◆ Directions for this task ◆
Line by line, copy out the data that follows.

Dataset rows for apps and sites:
★ ★ ★

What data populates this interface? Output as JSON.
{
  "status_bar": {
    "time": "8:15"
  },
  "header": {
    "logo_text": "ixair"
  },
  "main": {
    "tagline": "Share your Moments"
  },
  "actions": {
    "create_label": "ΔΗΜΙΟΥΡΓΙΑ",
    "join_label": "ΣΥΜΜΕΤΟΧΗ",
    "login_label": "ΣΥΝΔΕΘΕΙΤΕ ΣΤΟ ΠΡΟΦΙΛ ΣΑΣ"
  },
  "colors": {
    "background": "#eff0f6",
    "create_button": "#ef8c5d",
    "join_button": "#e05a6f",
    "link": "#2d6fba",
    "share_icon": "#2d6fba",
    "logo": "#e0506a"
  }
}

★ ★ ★

◆ Output ◆
What data populates this interface? Output as JSON.
{
  "status_bar": {
    "time": "8:15"
  },
  "header": {
    "logo_text": "ixair"
  },
  "main": {
    "tagline": "Share your Moments"
  },
  "actions": {
    "create_label": "ΔΗΜΙΟΥΡΓΙΑ",
    "join_label": "ΣΥΜΜΕΤΟΧΗ",
    "login_label": "ΣΥΝΔΕΘΕΙΤΕ ΣΤΟ ΠΡΟΦΙΛ ΣΑΣ"
  },
  "colors": {
    "background": "#eff0f6",
    "create_button": "#ef8c5d",
    "join_button": "#e05a6f",
    "link": "#2d6fba",
    "share_icon": "#2d6fba",
    "logo": "#e0506a"
  }
}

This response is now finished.